Still, while “The Way of the Strangers” has its moments, I often found myself wondering how useful all this theology really is. The first problem with Wood’s argument is the people he has chosen to speak for ISIS; with the exception of Georgelas, whom Wood did not meet, none of the characters featured in his book have actually fought for, or even joined, the Islamic State. They are fellow travelers, whose zealotry has not brought them to join the group they claim to support. Cerantonio, the Australian, lives with his mother. Elashry, the tailor, complains that he is “too old” to travel to Syria or Iraq. While I sympathize with the obvious logistical challenges involved in trying to sit down with real-live ISIS theologians, the armchair quality of the people Wood features here can make his discussions feel abstract. If the subtitle of your book is going to be “Encounters With the Islamic State,” then you owe it to your readers to get closer than London or Footscray.

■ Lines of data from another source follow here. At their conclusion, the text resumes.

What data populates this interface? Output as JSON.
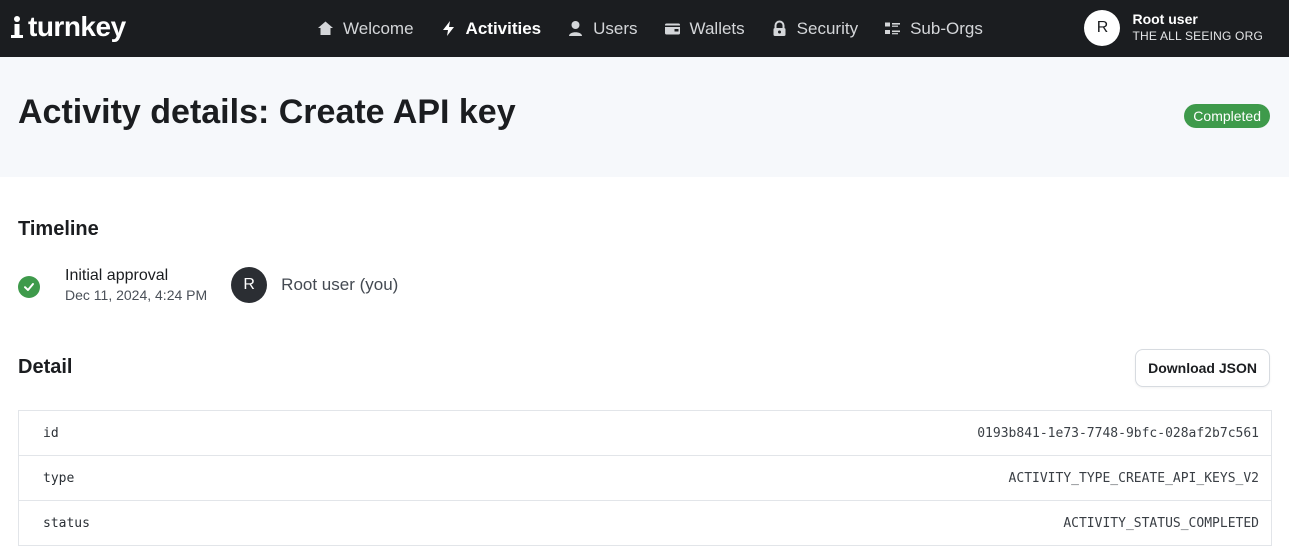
{
  "brand": {
    "name": "turnkey"
  },
  "nav": {
    "items": [
      {
        "label": "Welcome",
        "icon": "home-icon"
      },
      {
        "label": "Activities",
        "icon": "bolt-icon",
        "active": true
      },
      {
        "label": "Users",
        "icon": "user-icon"
      },
      {
        "label": "Wallets",
        "icon": "wallet-icon"
      },
      {
        "label": "Security",
        "icon": "lock-icon"
      },
      {
        "label": "Sub-Orgs",
        "icon": "list-icon"
      }
    ]
  },
  "user": {
    "initial": "R",
    "name": "Root user",
    "org": "THE ALL SEEING ORG"
  },
  "page": {
    "title": "Activity details: Create API key",
    "status": "Completed"
  },
  "timeline": {
    "title": "Timeline",
    "entry": {
      "label": "Initial approval",
      "date": "Dec 11, 2024, 4:24 PM",
      "user_initial": "R",
      "user_name": "Root user (you)"
    }
  },
  "detail": {
    "title": "Detail",
    "download_label": "Download JSON",
    "rows": [
      {
        "key": "id",
        "value": "0193b841-1e73-7748-9bfc-028af2b7c561"
      },
      {
        "key": "type",
        "value": "ACTIVITY_TYPE_CREATE_API_KEYS_V2"
      },
      {
        "key": "status",
        "value": "ACTIVITY_STATUS_COMPLETED"
      }
    ]
  },
  "colors": {
    "topbar": "#1b1d20",
    "success": "#3e9a4b",
    "hero_bg": "#f6f8fb"
  }
}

That leads to another, broader problem with Wood’s discussion. Is religion really that important to these people? Wood does not discount the presence of “dullards and goofballs” in the movement, but he is adamant that Islam is at the heart of the engine that drives not just the Islamic State’s leaders, but also its fighters. “The foot soldiers view their mission in religious terms and spend great energy on piety and devotion.”
Assessing human motives is always a tricky game, even when we are trying to decipher our own. While I don’t deny that Islam provides the framework within which ISIS operates, describing the group as essentially a bunch of religious fanatics strikes me as simplistic. My own experience in the Muslim world, and especially in Iraq, was that the motivations for joining a militant organization were varied and complex. Some fighters joined because they hated a rival group — Shiites, say. Others took up arms because they were seeking revenge for a wrong done to their family — by the American Army, say. Still others became militant because doing so offered them an unparalleled chance to rob, rape and kill. Abu Musab Al-Zarqawi, who founded Al Qaeda in Iraq — ISIS’ precursor — was a thug and a gangster who used Islam to justify what he was doing anyway.
Did Mohammed Emwazi, the British-born Muslim who became known as “Jihadi John” for personally beheading Western hostages, really join ISIS to get closer to God? Groups like Al Qaeda and ISIS have always struck me as primarily death cults: Murder first, pray later. All the better if you can find sacred texts to justify your actions, of course. But murder just the same.
Dexter Filkins, a former Baghdad correspondent for The Times, is a staff writer at The New Yorker and the author of “The Forever War.”